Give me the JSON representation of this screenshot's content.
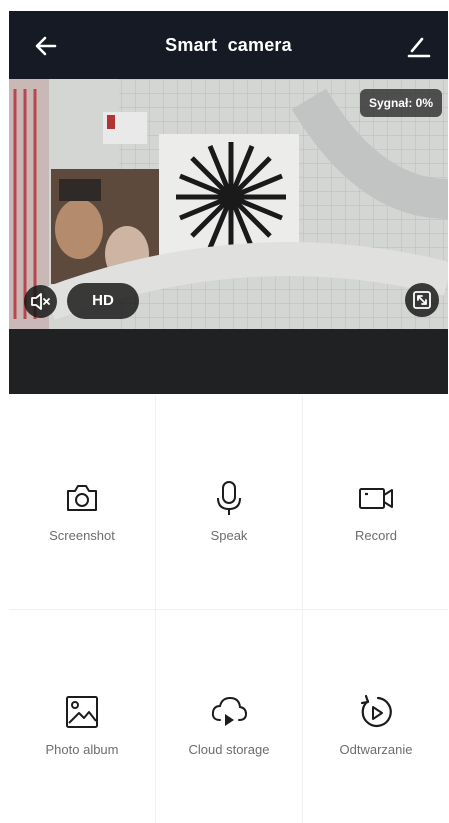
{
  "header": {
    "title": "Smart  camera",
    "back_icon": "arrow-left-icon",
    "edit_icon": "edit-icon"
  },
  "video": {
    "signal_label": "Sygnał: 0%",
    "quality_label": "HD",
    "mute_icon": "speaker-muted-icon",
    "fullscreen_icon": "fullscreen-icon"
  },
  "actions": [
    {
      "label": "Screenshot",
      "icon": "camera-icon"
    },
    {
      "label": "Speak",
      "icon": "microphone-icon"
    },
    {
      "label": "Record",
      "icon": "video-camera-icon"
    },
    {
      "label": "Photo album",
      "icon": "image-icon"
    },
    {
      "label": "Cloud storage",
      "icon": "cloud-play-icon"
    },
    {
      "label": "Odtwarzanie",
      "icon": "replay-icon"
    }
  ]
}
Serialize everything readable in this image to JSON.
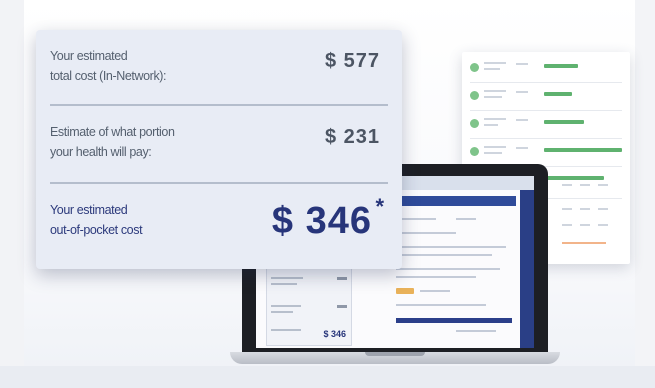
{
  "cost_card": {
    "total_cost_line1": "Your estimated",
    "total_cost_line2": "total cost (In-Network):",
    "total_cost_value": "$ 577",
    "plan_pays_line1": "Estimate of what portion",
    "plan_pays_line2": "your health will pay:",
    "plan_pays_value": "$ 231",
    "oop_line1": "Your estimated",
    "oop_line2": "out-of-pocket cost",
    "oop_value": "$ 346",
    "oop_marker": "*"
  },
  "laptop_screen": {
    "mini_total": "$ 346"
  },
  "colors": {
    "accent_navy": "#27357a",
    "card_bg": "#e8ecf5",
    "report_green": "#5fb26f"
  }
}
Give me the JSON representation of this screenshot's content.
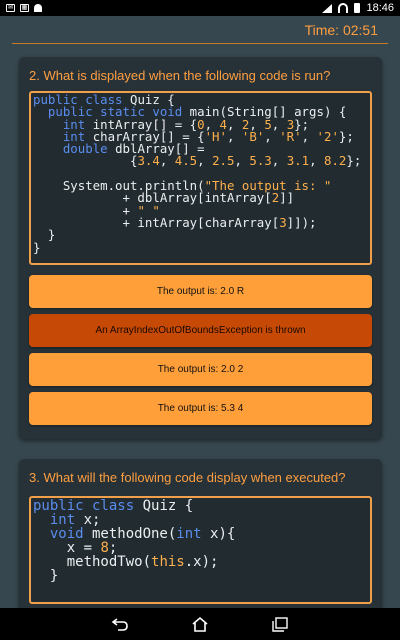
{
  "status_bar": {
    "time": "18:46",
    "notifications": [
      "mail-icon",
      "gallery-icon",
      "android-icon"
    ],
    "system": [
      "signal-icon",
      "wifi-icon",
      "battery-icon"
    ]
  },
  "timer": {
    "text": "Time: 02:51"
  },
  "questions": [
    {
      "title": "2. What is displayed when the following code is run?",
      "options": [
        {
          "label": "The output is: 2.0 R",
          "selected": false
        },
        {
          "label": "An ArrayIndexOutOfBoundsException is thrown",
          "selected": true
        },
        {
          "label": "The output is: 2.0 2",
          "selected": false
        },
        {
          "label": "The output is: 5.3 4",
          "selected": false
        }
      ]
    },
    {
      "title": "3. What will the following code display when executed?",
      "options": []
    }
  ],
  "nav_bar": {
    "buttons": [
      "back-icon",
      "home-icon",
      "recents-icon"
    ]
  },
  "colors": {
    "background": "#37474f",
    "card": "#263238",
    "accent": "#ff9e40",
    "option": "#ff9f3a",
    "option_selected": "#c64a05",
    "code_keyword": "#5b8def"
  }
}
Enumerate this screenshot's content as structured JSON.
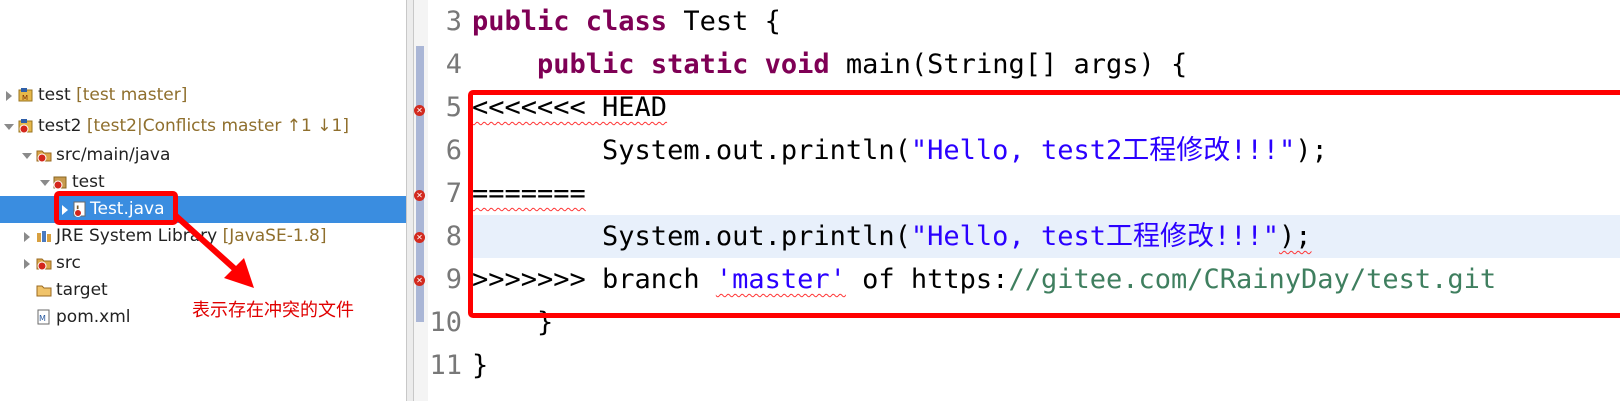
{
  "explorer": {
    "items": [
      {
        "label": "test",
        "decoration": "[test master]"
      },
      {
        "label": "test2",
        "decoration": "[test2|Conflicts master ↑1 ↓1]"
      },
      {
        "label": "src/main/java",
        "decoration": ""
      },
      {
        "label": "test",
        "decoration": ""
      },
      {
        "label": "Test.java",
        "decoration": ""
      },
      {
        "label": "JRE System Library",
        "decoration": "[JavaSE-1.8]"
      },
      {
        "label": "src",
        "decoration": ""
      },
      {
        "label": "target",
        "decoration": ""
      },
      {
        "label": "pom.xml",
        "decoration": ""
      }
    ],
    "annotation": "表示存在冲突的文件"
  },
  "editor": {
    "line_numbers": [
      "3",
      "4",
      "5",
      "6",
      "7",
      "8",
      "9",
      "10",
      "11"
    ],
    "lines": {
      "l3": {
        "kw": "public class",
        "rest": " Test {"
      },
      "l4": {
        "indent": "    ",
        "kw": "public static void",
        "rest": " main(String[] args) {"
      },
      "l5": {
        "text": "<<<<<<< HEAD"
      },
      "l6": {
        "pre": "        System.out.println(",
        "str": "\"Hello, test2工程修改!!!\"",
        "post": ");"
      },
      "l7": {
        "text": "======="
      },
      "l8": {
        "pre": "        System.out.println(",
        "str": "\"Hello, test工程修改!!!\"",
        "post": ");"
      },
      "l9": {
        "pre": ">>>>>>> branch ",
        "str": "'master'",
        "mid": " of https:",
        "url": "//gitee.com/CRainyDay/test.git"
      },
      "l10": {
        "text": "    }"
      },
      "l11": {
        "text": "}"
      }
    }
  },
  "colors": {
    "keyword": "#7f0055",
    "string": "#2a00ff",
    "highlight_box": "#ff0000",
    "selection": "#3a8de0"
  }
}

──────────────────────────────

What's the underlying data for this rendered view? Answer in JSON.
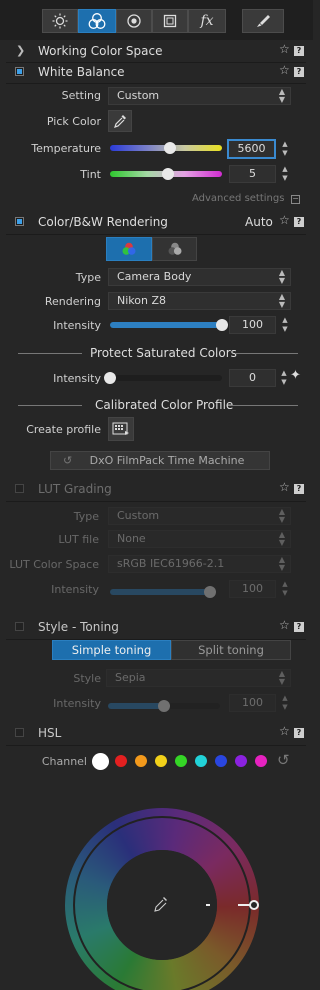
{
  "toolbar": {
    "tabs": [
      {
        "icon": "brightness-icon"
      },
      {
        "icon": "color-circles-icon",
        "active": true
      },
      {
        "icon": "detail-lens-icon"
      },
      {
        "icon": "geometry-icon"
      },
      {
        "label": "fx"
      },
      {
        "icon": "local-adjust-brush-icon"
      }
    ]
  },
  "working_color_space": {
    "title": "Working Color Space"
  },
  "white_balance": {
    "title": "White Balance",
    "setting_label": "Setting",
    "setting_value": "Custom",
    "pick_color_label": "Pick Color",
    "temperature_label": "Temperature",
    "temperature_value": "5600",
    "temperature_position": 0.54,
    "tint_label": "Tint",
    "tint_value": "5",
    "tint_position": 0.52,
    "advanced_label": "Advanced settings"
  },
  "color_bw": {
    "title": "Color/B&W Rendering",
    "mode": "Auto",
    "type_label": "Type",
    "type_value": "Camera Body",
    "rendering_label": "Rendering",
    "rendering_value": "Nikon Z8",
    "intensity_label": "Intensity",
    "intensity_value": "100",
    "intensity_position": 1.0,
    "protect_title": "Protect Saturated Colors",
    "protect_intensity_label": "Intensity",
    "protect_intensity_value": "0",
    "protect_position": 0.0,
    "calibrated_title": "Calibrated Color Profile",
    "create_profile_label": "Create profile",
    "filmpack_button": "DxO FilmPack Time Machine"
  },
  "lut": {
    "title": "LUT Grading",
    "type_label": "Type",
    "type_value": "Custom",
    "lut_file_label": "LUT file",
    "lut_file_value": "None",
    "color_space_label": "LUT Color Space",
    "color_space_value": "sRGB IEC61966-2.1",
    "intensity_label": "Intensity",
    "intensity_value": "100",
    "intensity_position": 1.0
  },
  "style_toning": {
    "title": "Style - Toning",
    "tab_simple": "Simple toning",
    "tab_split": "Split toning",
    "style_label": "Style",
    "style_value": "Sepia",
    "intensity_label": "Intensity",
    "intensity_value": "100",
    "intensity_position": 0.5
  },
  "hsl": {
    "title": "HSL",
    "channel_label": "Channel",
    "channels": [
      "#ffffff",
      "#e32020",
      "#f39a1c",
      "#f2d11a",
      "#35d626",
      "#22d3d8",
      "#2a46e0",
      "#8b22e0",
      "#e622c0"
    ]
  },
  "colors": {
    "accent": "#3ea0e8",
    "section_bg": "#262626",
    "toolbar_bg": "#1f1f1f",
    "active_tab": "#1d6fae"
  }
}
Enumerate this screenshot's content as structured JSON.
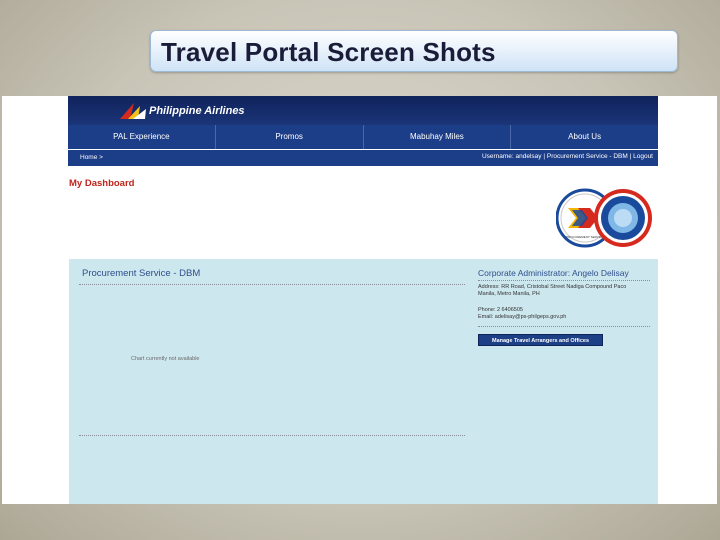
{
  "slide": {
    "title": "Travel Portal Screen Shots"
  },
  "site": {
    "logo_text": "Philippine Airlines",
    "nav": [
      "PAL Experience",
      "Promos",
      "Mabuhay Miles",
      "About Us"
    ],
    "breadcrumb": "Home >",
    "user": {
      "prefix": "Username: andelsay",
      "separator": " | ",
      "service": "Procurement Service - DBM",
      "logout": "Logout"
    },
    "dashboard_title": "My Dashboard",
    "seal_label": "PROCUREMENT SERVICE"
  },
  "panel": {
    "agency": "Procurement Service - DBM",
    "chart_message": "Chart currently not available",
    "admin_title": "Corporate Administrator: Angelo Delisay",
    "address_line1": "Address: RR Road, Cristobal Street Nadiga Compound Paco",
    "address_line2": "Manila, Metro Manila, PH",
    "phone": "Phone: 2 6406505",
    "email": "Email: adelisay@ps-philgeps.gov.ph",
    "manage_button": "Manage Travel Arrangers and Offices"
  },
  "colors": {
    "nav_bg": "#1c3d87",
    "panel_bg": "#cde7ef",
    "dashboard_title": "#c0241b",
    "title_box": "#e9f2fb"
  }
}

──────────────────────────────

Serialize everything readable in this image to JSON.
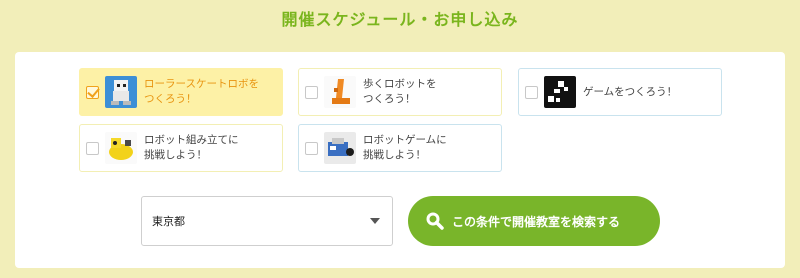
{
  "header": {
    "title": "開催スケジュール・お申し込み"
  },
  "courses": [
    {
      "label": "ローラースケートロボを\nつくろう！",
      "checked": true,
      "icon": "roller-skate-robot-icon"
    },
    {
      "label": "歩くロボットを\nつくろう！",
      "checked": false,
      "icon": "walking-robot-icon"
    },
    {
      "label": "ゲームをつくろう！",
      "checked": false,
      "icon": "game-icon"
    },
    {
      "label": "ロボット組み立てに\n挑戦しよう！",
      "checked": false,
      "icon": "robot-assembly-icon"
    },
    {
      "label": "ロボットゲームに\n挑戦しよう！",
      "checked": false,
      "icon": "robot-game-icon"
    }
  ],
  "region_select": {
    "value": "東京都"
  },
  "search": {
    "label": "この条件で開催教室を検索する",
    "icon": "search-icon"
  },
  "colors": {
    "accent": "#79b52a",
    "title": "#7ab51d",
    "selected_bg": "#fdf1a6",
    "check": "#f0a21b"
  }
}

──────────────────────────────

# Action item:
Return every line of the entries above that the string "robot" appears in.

# Answer:
      "icon": "roller-skate-robot-icon"
      "icon": "walking-robot-icon"
      "icon": "robot-assembly-icon"
      "icon": "robot-game-icon"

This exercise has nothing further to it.